Stored data entries:
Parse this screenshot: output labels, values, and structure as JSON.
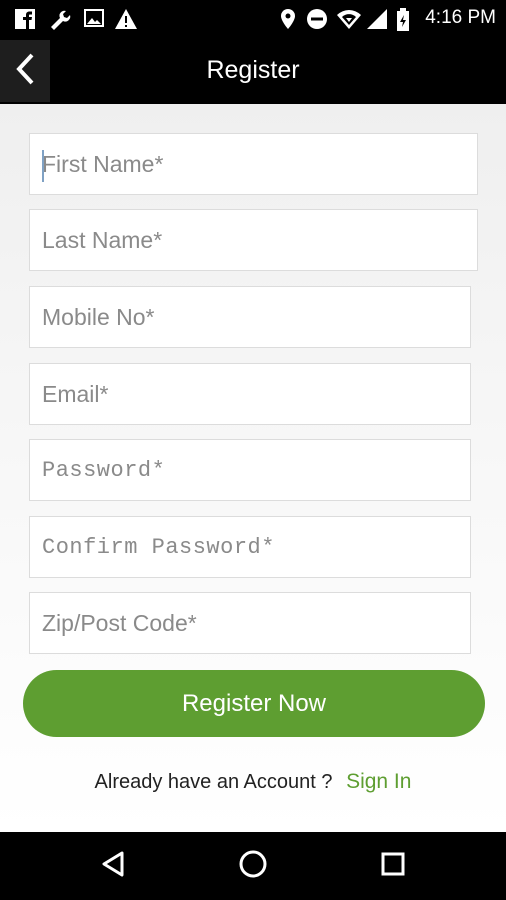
{
  "status_bar": {
    "time": "4:16 PM",
    "icons": [
      "facebook-icon",
      "wrench-icon",
      "image-icon",
      "warning-icon",
      "location-icon",
      "dnd-icon",
      "wifi-icon",
      "signal-icon",
      "battery-icon"
    ]
  },
  "app_bar": {
    "title": "Register",
    "back_icon": "chevron-left-icon"
  },
  "form": {
    "first_name": {
      "placeholder": "First Name*",
      "value": ""
    },
    "last_name": {
      "placeholder": "Last Name*",
      "value": ""
    },
    "mobile": {
      "placeholder": "Mobile No*",
      "value": ""
    },
    "email": {
      "placeholder": "Email*",
      "value": ""
    },
    "password": {
      "placeholder": "Password*",
      "value": ""
    },
    "confirm_password": {
      "placeholder": "Confirm Password*",
      "value": ""
    },
    "zip": {
      "placeholder": "Zip/Post Code*",
      "value": ""
    }
  },
  "register_button": {
    "label": "Register Now"
  },
  "signin": {
    "prompt": "Already have an Account ?",
    "link": "Sign In"
  },
  "nav_bar": {
    "icons": [
      "back-triangle-icon",
      "home-circle-icon",
      "recents-square-icon"
    ]
  },
  "colors": {
    "accent": "#5e9e31",
    "bar": "#000000",
    "background": "#f2f2f2"
  }
}
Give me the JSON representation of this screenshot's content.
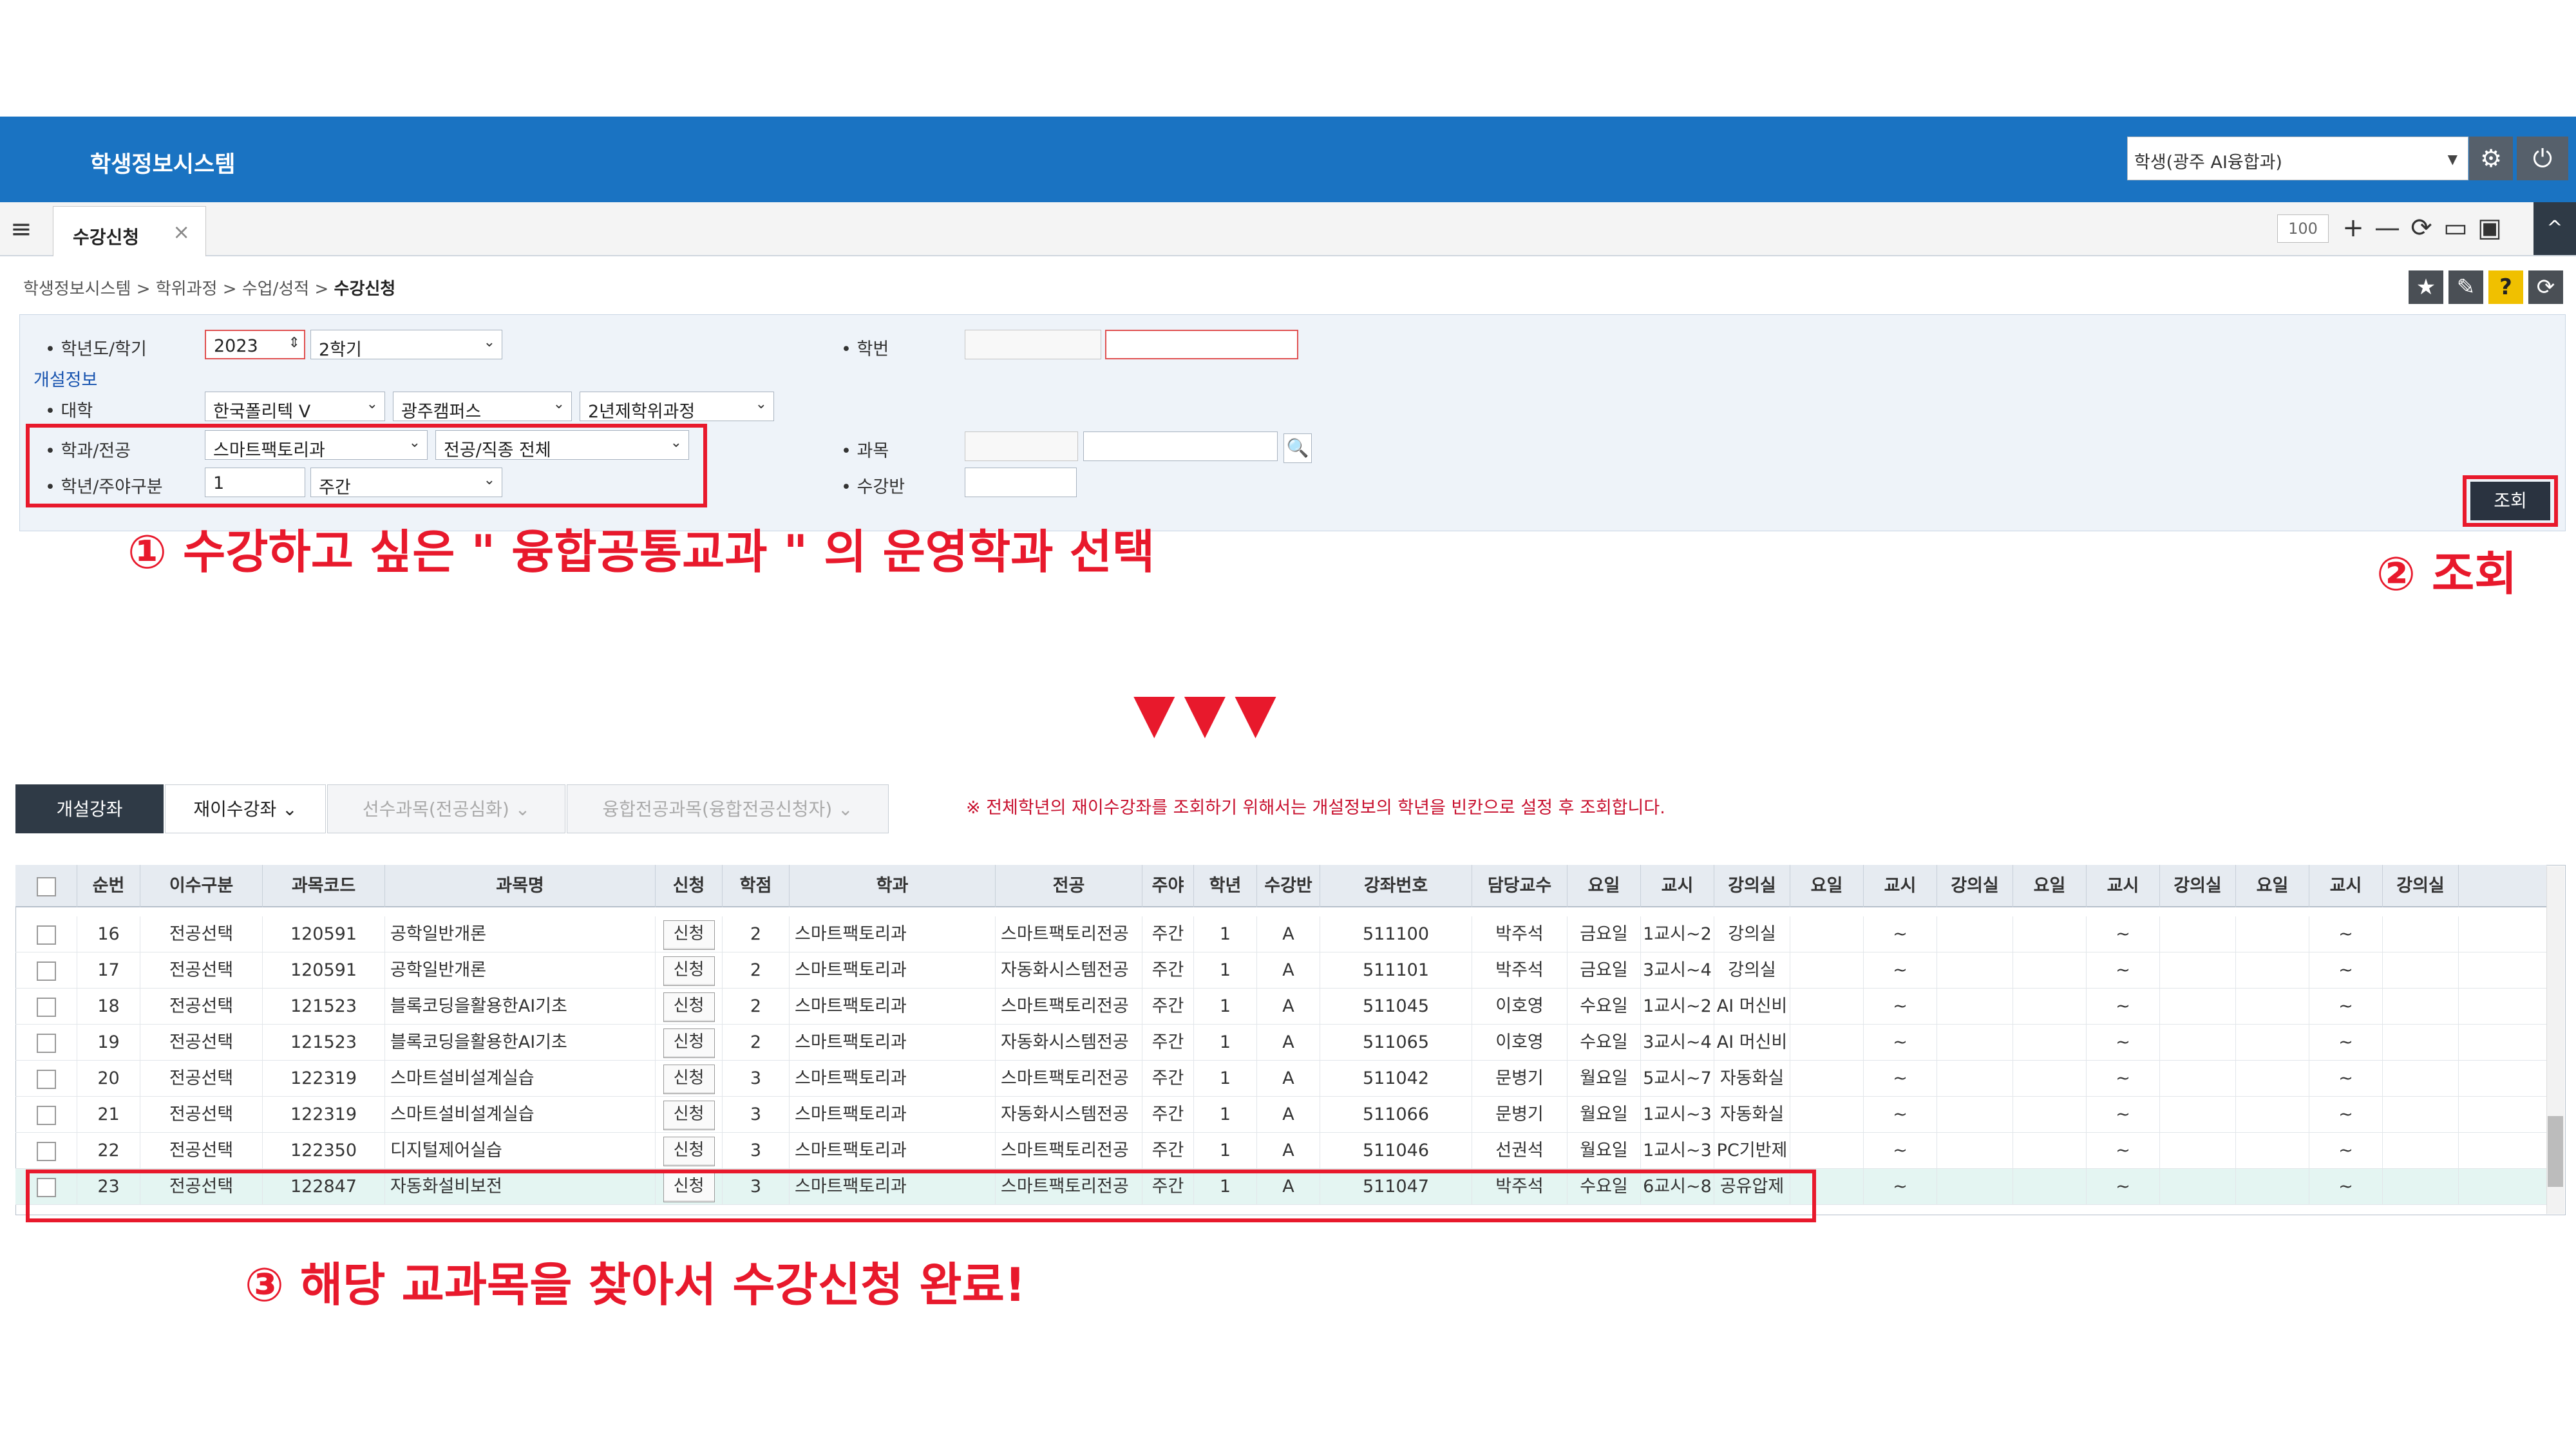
{
  "app": {
    "title": "학생정보시스템",
    "user_selector": "학생(광주 AI융합과)",
    "settings_icon": "gear-icon",
    "power_icon": "power-icon"
  },
  "tabs": {
    "menu_icon": "hamburger-icon",
    "active_tab": "수강신청",
    "close_glyph": "×",
    "zoom": "100",
    "tools": [
      "+",
      "—",
      "⟳",
      "▭",
      "▣"
    ],
    "collapse": "^"
  },
  "breadcrumb": {
    "items": [
      "학생정보시스템 >",
      "학위과정 >",
      "수업/성적 >"
    ],
    "current": "수강신청"
  },
  "right_icons": [
    "★",
    "✎",
    "?",
    "⟳"
  ],
  "form": {
    "year_semester_label": "• 학년도/학기",
    "year": "2023",
    "semester": "2학기",
    "student_no_label": "• 학번",
    "student_no_a": "",
    "student_no_b": "",
    "open_info_label": "개설정보",
    "college_label": "• 대학",
    "college": "한국폴리텍 V",
    "campus": "광주캠퍼스",
    "program": "2년제학위과정",
    "dept_label": "• 학과/전공",
    "dept": "스마트팩토리과",
    "major": "전공/직종 전체",
    "course_label": "• 과목",
    "course_code": "",
    "course_name": "",
    "search_glyph": "🔍",
    "grade_label": "• 학년/주야구분",
    "grade": "1",
    "day_night": "주간",
    "class_label": "• 수강반",
    "class_value": "",
    "query_button": "조회"
  },
  "annotations": {
    "step1": "① 수강하고 싶은 \" 융합공통교과 \" 의 운영학과 선택",
    "step2": "② 조회",
    "arrows": "▼▼▼",
    "step3": "③ 해당 교과목을 찾아서 수강신청 완료!"
  },
  "subtabs": [
    {
      "label": "개설강좌",
      "state": "active"
    },
    {
      "label": "재이수강좌",
      "state": "on"
    },
    {
      "label": "선수과목(전공심화)",
      "state": "off"
    },
    {
      "label": "융합전공과목(융합전공신청자)",
      "state": "off"
    }
  ],
  "subtab_caret": "⌄",
  "notice": "※ 전체학년의 재이수강좌를 조회하기 위해서는 개설정보의 학년을 빈칸으로 설정 후 조회합니다.",
  "table": {
    "headers": [
      "",
      "순번",
      "이수구분",
      "과목코드",
      "과목명",
      "신청",
      "학점",
      "학과",
      "전공",
      "주야",
      "학년",
      "수강반",
      "강좌번호",
      "담당교수",
      "요일",
      "교시",
      "강의실",
      "요일",
      "교시",
      "강의실",
      "요일",
      "교시",
      "강의실",
      "요일",
      "교시",
      "강의실"
    ],
    "apply_label": "신청",
    "rows": [
      [
        "16",
        "전공선택",
        "120591",
        "공학일반개론",
        "2",
        "스마트팩토리과",
        "스마트팩토리전공",
        "주간",
        "1",
        "A",
        "511100",
        "박주석",
        "금요일",
        "1교시~2",
        "강의실",
        "",
        "~",
        "",
        "",
        "~",
        "",
        "",
        "~",
        ""
      ],
      [
        "17",
        "전공선택",
        "120591",
        "공학일반개론",
        "2",
        "스마트팩토리과",
        "자동화시스템전공",
        "주간",
        "1",
        "A",
        "511101",
        "박주석",
        "금요일",
        "3교시~4",
        "강의실",
        "",
        "~",
        "",
        "",
        "~",
        "",
        "",
        "~",
        ""
      ],
      [
        "18",
        "전공선택",
        "121523",
        "블록코딩을활용한AI기초",
        "2",
        "스마트팩토리과",
        "스마트팩토리전공",
        "주간",
        "1",
        "A",
        "511045",
        "이호영",
        "수요일",
        "1교시~2",
        "AI 머신비",
        "",
        "~",
        "",
        "",
        "~",
        "",
        "",
        "~",
        ""
      ],
      [
        "19",
        "전공선택",
        "121523",
        "블록코딩을활용한AI기초",
        "2",
        "스마트팩토리과",
        "자동화시스템전공",
        "주간",
        "1",
        "A",
        "511065",
        "이호영",
        "수요일",
        "3교시~4",
        "AI 머신비",
        "",
        "~",
        "",
        "",
        "~",
        "",
        "",
        "~",
        ""
      ],
      [
        "20",
        "전공선택",
        "122319",
        "스마트설비설계실습",
        "3",
        "스마트팩토리과",
        "스마트팩토리전공",
        "주간",
        "1",
        "A",
        "511042",
        "문병기",
        "월요일",
        "5교시~7",
        "자동화실",
        "",
        "~",
        "",
        "",
        "~",
        "",
        "",
        "~",
        ""
      ],
      [
        "21",
        "전공선택",
        "122319",
        "스마트설비설계실습",
        "3",
        "스마트팩토리과",
        "자동화시스템전공",
        "주간",
        "1",
        "A",
        "511066",
        "문병기",
        "월요일",
        "1교시~3",
        "자동화실",
        "",
        "~",
        "",
        "",
        "~",
        "",
        "",
        "~",
        ""
      ],
      [
        "22",
        "전공선택",
        "122350",
        "디지털제어실습",
        "3",
        "스마트팩토리과",
        "스마트팩토리전공",
        "주간",
        "1",
        "A",
        "511046",
        "선권석",
        "월요일",
        "1교시~3",
        "PC기반제",
        "",
        "~",
        "",
        "",
        "~",
        "",
        "",
        "~",
        ""
      ],
      [
        "23",
        "전공선택",
        "122847",
        "자동화설비보전",
        "3",
        "스마트팩토리과",
        "스마트팩토리전공",
        "주간",
        "1",
        "A",
        "511047",
        "박주석",
        "수요일",
        "6교시~8",
        "공유압제",
        "",
        "~",
        "",
        "",
        "~",
        "",
        "",
        "~",
        ""
      ]
    ]
  },
  "colors": {
    "header_blue": "#1a73c2",
    "annotation_red": "#e8192c",
    "selected_row": "#e4f5f2",
    "dark_button": "#2a3340"
  }
}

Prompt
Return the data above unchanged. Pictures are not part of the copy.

Output
Parse this screenshot: output labels, values, and structure as JSON.
{
  "status_bar": {
    "time": "4:16 PM",
    "icons": [
      "facebook-icon",
      "wrench-icon",
      "image-icon",
      "warning-icon",
      "location-icon",
      "dnd-icon",
      "wifi-icon",
      "signal-icon",
      "battery-icon"
    ]
  },
  "app_bar": {
    "title": "Register",
    "back_icon": "chevron-left-icon"
  },
  "form": {
    "first_name": {
      "placeholder": "First Name*",
      "value": ""
    },
    "last_name": {
      "placeholder": "Last Name*",
      "value": ""
    },
    "mobile": {
      "placeholder": "Mobile No*",
      "value": ""
    },
    "email": {
      "placeholder": "Email*",
      "value": ""
    },
    "password": {
      "placeholder": "Password*",
      "value": ""
    },
    "confirm_password": {
      "placeholder": "Confirm Password*",
      "value": ""
    },
    "zip": {
      "placeholder": "Zip/Post Code*",
      "value": ""
    }
  },
  "register_button": {
    "label": "Register Now"
  },
  "signin": {
    "prompt": "Already have an Account ?",
    "link": "Sign In"
  },
  "nav_bar": {
    "icons": [
      "back-triangle-icon",
      "home-circle-icon",
      "recents-square-icon"
    ]
  },
  "colors": {
    "accent": "#5e9e31",
    "bar": "#000000",
    "background": "#f2f2f2"
  }
}
Give me the JSON representation of this screenshot's content.
{
  "app": {
    "title": "학생정보시스템",
    "user_selector": "학생(광주 AI융합과)",
    "settings_icon": "gear-icon",
    "power_icon": "power-icon"
  },
  "tabs": {
    "menu_icon": "hamburger-icon",
    "active_tab": "수강신청",
    "close_glyph": "×",
    "zoom": "100",
    "tools": [
      "+",
      "—",
      "⟳",
      "▭",
      "▣"
    ],
    "collapse": "^"
  },
  "breadcrumb": {
    "items": [
      "학생정보시스템 >",
      "학위과정 >",
      "수업/성적 >"
    ],
    "current": "수강신청"
  },
  "right_icons": [
    "★",
    "✎",
    "?",
    "⟳"
  ],
  "form": {
    "year_semester_label": "• 학년도/학기",
    "year": "2023",
    "semester": "2학기",
    "student_no_label": "• 학번",
    "student_no_a": "",
    "student_no_b": "",
    "open_info_label": "개설정보",
    "college_label": "• 대학",
    "college": "한국폴리텍 V",
    "campus": "광주캠퍼스",
    "program": "2년제학위과정",
    "dept_label": "• 학과/전공",
    "dept": "스마트팩토리과",
    "major": "전공/직종 전체",
    "course_label": "• 과목",
    "course_code": "",
    "course_name": "",
    "search_glyph": "🔍",
    "grade_label": "• 학년/주야구분",
    "grade": "1",
    "day_night": "주간",
    "class_label": "• 수강반",
    "class_value": "",
    "query_button": "조회"
  },
  "annotations": {
    "step1": "① 수강하고 싶은 \" 융합공통교과 \" 의 운영학과 선택",
    "step2": "② 조회",
    "arrows": "▼▼▼",
    "step3": "③ 해당 교과목을 찾아서 수강신청 완료!"
  },
  "subtabs": [
    {
      "label": "개설강좌",
      "state": "active"
    },
    {
      "label": "재이수강좌",
      "state": "on"
    },
    {
      "label": "선수과목(전공심화)",
      "state": "off"
    },
    {
      "label": "융합전공과목(융합전공신청자)",
      "state": "off"
    }
  ],
  "subtab_caret": "⌄",
  "notice": "※ 전체학년의 재이수강좌를 조회하기 위해서는 개설정보의 학년을 빈칸으로 설정 후 조회합니다.",
  "table": {
    "headers": [
      "",
      "순번",
      "이수구분",
      "과목코드",
      "과목명",
      "신청",
      "학점",
      "학과",
      "전공",
      "주야",
      "학년",
      "수강반",
      "강좌번호",
      "담당교수",
      "요일",
      "교시",
      "강의실",
      "요일",
      "교시",
      "강의실",
      "요일",
      "교시",
      "강의실",
      "요일",
      "교시",
      "강의실"
    ],
    "apply_label": "신청",
    "rows": [
      [
        "16",
        "전공선택",
        "120591",
        "공학일반개론",
        "2",
        "스마트팩토리과",
        "스마트팩토리전공",
        "주간",
        "1",
        "A",
        "511100",
        "박주석",
        "금요일",
        "1교시~2",
        "강의실",
        "",
        "~",
        "",
        "",
        "~",
        "",
        "",
        "~",
        ""
      ],
      [
        "17",
        "전공선택",
        "120591",
        "공학일반개론",
        "2",
        "스마트팩토리과",
        "자동화시스템전공",
        "주간",
        "1",
        "A",
        "511101",
        "박주석",
        "금요일",
        "3교시~4",
        "강의실",
        "",
        "~",
        "",
        "",
        "~",
        "",
        "",
        "~",
        ""
      ],
      [
        "18",
        "전공선택",
        "121523",
        "블록코딩을활용한AI기초",
        "2",
        "스마트팩토리과",
        "스마트팩토리전공",
        "주간",
        "1",
        "A",
        "511045",
        "이호영",
        "수요일",
        "1교시~2",
        "AI 머신비",
        "",
        "~",
        "",
        "",
        "~",
        "",
        "",
        "~",
        ""
      ],
      [
        "19",
        "전공선택",
        "121523",
        "블록코딩을활용한AI기초",
        "2",
        "스마트팩토리과",
        "자동화시스템전공",
        "주간",
        "1",
        "A",
        "511065",
        "이호영",
        "수요일",
        "3교시~4",
        "AI 머신비",
        "",
        "~",
        "",
        "",
        "~",
        "",
        "",
        "~",
        ""
      ],
      [
        "20",
        "전공선택",
        "122319",
        "스마트설비설계실습",
        "3",
        "스마트팩토리과",
        "스마트팩토리전공",
        "주간",
        "1",
        "A",
        "511042",
        "문병기",
        "월요일",
        "5교시~7",
        "자동화실",
        "",
        "~",
        "",
        "",
        "~",
        "",
        "",
        "~",
        ""
      ],
      [
        "21",
        "전공선택",
        "122319",
        "스마트설비설계실습",
        "3",
        "스마트팩토리과",
        "자동화시스템전공",
        "주간",
        "1",
        "A",
        "511066",
        "문병기",
        "월요일",
        "1교시~3",
        "자동화실",
        "",
        "~",
        "",
        "",
        "~",
        "",
        "",
        "~",
        ""
      ],
      [
        "22",
        "전공선택",
        "122350",
        "디지털제어실습",
        "3",
        "스마트팩토리과",
        "스마트팩토리전공",
        "주간",
        "1",
        "A",
        "511046",
        "선권석",
        "월요일",
        "1교시~3",
        "PC기반제",
        "",
        "~",
        "",
        "",
        "~",
        "",
        "",
        "~",
        ""
      ],
      [
        "23",
        "전공선택",
        "122847",
        "자동화설비보전",
        "3",
        "스마트팩토리과",
        "스마트팩토리전공",
        "주간",
        "1",
        "A",
        "511047",
        "박주석",
        "수요일",
        "6교시~8",
        "공유압제",
        "",
        "~",
        "",
        "",
        "~",
        "",
        "",
        "~",
        ""
      ]
    ]
  },
  "colors": {
    "header_blue": "#1a73c2",
    "annotation_red": "#e8192c",
    "selected_row": "#e4f5f2",
    "dark_button": "#2a3340"
  }
}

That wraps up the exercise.